- **EXERCISE OBJECTIVE**:
What follows is a block of records; restate each one word for word.

- **INPUT DATA**:
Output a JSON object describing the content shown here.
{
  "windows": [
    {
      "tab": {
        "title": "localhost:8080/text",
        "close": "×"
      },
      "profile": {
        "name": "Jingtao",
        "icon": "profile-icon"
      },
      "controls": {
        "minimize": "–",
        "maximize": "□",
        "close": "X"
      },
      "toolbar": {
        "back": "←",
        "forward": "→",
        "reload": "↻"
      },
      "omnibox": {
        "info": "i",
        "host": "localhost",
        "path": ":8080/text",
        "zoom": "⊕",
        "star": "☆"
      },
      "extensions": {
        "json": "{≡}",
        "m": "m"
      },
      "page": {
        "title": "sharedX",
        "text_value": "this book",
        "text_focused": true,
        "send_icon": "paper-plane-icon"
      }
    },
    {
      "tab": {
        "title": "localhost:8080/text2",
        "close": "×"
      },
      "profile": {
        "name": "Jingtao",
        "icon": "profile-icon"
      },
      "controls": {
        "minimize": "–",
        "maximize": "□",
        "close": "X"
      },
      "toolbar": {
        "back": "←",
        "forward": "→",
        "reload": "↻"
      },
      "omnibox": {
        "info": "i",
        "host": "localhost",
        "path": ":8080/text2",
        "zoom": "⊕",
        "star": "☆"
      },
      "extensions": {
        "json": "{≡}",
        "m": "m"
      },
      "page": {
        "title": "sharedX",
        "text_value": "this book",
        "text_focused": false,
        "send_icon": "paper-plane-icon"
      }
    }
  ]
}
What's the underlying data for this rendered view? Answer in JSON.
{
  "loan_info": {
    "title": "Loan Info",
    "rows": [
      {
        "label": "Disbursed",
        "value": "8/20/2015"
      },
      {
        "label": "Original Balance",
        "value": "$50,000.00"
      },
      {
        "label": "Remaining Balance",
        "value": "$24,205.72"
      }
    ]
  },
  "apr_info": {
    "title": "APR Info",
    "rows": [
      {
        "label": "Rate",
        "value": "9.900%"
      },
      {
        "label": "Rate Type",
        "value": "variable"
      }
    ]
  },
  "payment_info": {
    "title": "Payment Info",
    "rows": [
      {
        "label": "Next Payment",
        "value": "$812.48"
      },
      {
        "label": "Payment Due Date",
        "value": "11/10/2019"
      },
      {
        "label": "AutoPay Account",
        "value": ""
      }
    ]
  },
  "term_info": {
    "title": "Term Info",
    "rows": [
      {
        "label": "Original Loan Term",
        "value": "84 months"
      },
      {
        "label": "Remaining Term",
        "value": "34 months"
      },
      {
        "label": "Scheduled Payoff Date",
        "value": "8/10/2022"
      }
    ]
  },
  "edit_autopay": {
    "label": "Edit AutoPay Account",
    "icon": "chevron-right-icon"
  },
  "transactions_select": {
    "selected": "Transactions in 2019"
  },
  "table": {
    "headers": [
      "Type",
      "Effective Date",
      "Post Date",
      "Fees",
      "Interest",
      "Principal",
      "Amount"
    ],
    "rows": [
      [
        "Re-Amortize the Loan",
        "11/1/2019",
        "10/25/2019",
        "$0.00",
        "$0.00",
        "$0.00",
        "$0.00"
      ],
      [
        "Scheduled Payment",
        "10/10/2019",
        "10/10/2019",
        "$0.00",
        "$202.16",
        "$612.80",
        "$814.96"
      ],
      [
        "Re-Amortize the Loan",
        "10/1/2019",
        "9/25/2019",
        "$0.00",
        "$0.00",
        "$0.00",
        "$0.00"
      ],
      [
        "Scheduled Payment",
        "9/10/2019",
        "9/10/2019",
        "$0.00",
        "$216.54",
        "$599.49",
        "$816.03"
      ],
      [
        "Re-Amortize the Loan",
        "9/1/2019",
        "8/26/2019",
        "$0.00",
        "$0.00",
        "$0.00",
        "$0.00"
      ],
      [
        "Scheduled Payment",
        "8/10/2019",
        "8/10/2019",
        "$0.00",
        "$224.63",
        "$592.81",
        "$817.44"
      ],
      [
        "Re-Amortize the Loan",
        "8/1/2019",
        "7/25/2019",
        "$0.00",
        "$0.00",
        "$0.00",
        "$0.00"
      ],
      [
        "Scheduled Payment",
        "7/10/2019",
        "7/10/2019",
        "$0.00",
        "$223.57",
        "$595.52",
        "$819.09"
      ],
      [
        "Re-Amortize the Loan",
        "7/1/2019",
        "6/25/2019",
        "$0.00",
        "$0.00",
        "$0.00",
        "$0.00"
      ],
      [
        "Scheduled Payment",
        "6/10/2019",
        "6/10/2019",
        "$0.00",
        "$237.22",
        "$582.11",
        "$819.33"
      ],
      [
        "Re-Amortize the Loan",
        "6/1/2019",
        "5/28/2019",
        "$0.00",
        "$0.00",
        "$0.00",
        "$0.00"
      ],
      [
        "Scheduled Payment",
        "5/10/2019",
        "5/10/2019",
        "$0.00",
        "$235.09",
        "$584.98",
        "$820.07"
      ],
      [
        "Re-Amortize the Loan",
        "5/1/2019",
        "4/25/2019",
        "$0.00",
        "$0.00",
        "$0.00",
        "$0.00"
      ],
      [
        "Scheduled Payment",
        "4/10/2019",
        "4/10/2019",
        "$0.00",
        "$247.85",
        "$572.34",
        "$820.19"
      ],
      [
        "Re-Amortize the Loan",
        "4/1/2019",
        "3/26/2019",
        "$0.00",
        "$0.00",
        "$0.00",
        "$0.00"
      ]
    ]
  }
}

- **ANSWER SPACE**:
Output a JSON object describing the content shown here.
{
  "windows": [
    {
      "tab": {
        "title": "localhost:8080/text",
        "close": "×"
      },
      "profile": {
        "name": "Jingtao",
        "icon": "profile-icon"
      },
      "controls": {
        "minimize": "–",
        "maximize": "□",
        "close": "X"
      },
      "toolbar": {
        "back": "←",
        "forward": "→",
        "reload": "↻"
      },
      "omnibox": {
        "info": "i",
        "host": "localhost",
        "path": ":8080/text",
        "zoom": "⊕",
        "star": "☆"
      },
      "extensions": {
        "json": "{≡}",
        "m": "m"
      },
      "page": {
        "title": "sharedX",
        "text_value": "this book",
        "text_focused": true,
        "send_icon": "paper-plane-icon"
      }
    },
    {
      "tab": {
        "title": "localhost:8080/text2",
        "close": "×"
      },
      "profile": {
        "name": "Jingtao",
        "icon": "profile-icon"
      },
      "controls": {
        "minimize": "–",
        "maximize": "□",
        "close": "X"
      },
      "toolbar": {
        "back": "←",
        "forward": "→",
        "reload": "↻"
      },
      "omnibox": {
        "info": "i",
        "host": "localhost",
        "path": ":8080/text2",
        "zoom": "⊕",
        "star": "☆"
      },
      "extensions": {
        "json": "{≡}",
        "m": "m"
      },
      "page": {
        "title": "sharedX",
        "text_value": "this book",
        "text_focused": false,
        "send_icon": "paper-plane-icon"
      }
    }
  ]
}
What's the underlying data for this rendered view? Answer in JSON.
{
  "loan_info": {
    "title": "Loan Info",
    "rows": [
      {
        "label": "Disbursed",
        "value": "8/20/2015"
      },
      {
        "label": "Original Balance",
        "value": "$50,000.00"
      },
      {
        "label": "Remaining Balance",
        "value": "$24,205.72"
      }
    ]
  },
  "apr_info": {
    "title": "APR Info",
    "rows": [
      {
        "label": "Rate",
        "value": "9.900%"
      },
      {
        "label": "Rate Type",
        "value": "variable"
      }
    ]
  },
  "payment_info": {
    "title": "Payment Info",
    "rows": [
      {
        "label": "Next Payment",
        "value": "$812.48"
      },
      {
        "label": "Payment Due Date",
        "value": "11/10/2019"
      },
      {
        "label": "AutoPay Account",
        "value": ""
      }
    ]
  },
  "term_info": {
    "title": "Term Info",
    "rows": [
      {
        "label": "Original Loan Term",
        "value": "84 months"
      },
      {
        "label": "Remaining Term",
        "value": "34 months"
      },
      {
        "label": "Scheduled Payoff Date",
        "value": "8/10/2022"
      }
    ]
  },
  "edit_autopay": {
    "label": "Edit AutoPay Account",
    "icon": "chevron-right-icon"
  },
  "transactions_select": {
    "selected": "Transactions in 2019"
  },
  "table": {
    "headers": [
      "Type",
      "Effective Date",
      "Post Date",
      "Fees",
      "Interest",
      "Principal",
      "Amount"
    ],
    "rows": [
      [
        "Re-Amortize the Loan",
        "11/1/2019",
        "10/25/2019",
        "$0.00",
        "$0.00",
        "$0.00",
        "$0.00"
      ],
      [
        "Scheduled Payment",
        "10/10/2019",
        "10/10/2019",
        "$0.00",
        "$202.16",
        "$612.80",
        "$814.96"
      ],
      [
        "Re-Amortize the Loan",
        "10/1/2019",
        "9/25/2019",
        "$0.00",
        "$0.00",
        "$0.00",
        "$0.00"
      ],
      [
        "Scheduled Payment",
        "9/10/2019",
        "9/10/2019",
        "$0.00",
        "$216.54",
        "$599.49",
        "$816.03"
      ],
      [
        "Re-Amortize the Loan",
        "9/1/2019",
        "8/26/2019",
        "$0.00",
        "$0.00",
        "$0.00",
        "$0.00"
      ],
      [
        "Scheduled Payment",
        "8/10/2019",
        "8/10/2019",
        "$0.00",
        "$224.63",
        "$592.81",
        "$817.44"
      ],
      [
        "Re-Amortize the Loan",
        "8/1/2019",
        "7/25/2019",
        "$0.00",
        "$0.00",
        "$0.00",
        "$0.00"
      ],
      [
        "Scheduled Payment",
        "7/10/2019",
        "7/10/2019",
        "$0.00",
        "$223.57",
        "$595.52",
        "$819.09"
      ],
      [
        "Re-Amortize the Loan",
        "7/1/2019",
        "6/25/2019",
        "$0.00",
        "$0.00",
        "$0.00",
        "$0.00"
      ],
      [
        "Scheduled Payment",
        "6/10/2019",
        "6/10/2019",
        "$0.00",
        "$237.22",
        "$582.11",
        "$819.33"
      ],
      [
        "Re-Amortize the Loan",
        "6/1/2019",
        "5/28/2019",
        "$0.00",
        "$0.00",
        "$0.00",
        "$0.00"
      ],
      [
        "Scheduled Payment",
        "5/10/2019",
        "5/10/2019",
        "$0.00",
        "$235.09",
        "$584.98",
        "$820.07"
      ],
      [
        "Re-Amortize the Loan",
        "5/1/2019",
        "4/25/2019",
        "$0.00",
        "$0.00",
        "$0.00",
        "$0.00"
      ],
      [
        "Scheduled Payment",
        "4/10/2019",
        "4/10/2019",
        "$0.00",
        "$247.85",
        "$572.34",
        "$820.19"
      ],
      [
        "Re-Amortize the Loan",
        "4/1/2019",
        "3/26/2019",
        "$0.00",
        "$0.00",
        "$0.00",
        "$0.00"
      ]
    ]
  }
}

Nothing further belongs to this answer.